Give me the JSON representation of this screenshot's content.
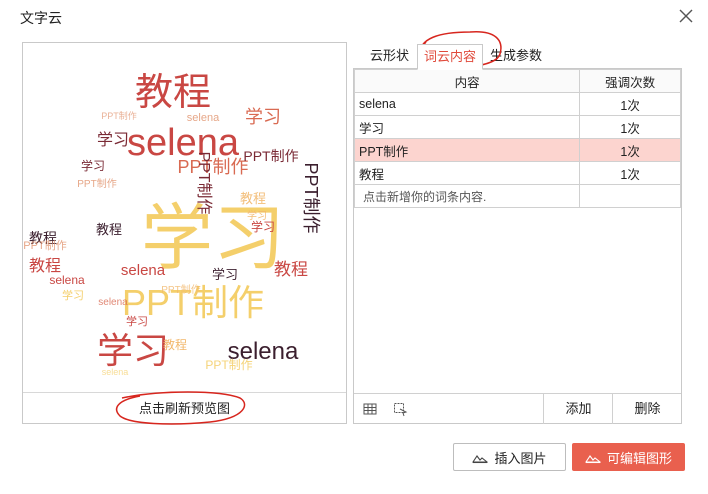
{
  "dialog": {
    "title": "文字云",
    "close_icon": "close-icon"
  },
  "preview": {
    "refresh_label": "点击刷新预览图",
    "cloud_words": [
      "教程",
      "selena",
      "学习",
      "PPT制作",
      "学习",
      "selena",
      "教程",
      "PPT制作",
      "PPT制作",
      "教程",
      "学习",
      "selena"
    ]
  },
  "tabs": [
    {
      "label": "云形状",
      "active": false
    },
    {
      "label": "词云内容",
      "active": true
    },
    {
      "label": "生成参数",
      "active": false
    }
  ],
  "table": {
    "headers": [
      "内容",
      "强调次数"
    ],
    "rows": [
      {
        "content": "selena",
        "count": "1次",
        "selected": false
      },
      {
        "content": "学习",
        "count": "1次",
        "selected": false
      },
      {
        "content": "PPT制作",
        "count": "1次",
        "selected": true
      },
      {
        "content": "教程",
        "count": "1次",
        "selected": false
      }
    ],
    "add_hint": "点击新增你的词条内容."
  },
  "toolbar": {
    "import_icon": "spreadsheet-import-icon",
    "clear_icon": "clear-format-icon",
    "add_label": "添加",
    "delete_label": "删除"
  },
  "footer": {
    "insert_label": "插入图片",
    "edit_label": "可编辑图形",
    "accent_color": "#e9604e"
  }
}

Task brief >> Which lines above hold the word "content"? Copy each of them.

Result for this task >>
Give me the JSON representation of this screenshot's content.
        "content": "selena",
        "content": "学习",
        "content": "PPT制作",
        "content": "教程",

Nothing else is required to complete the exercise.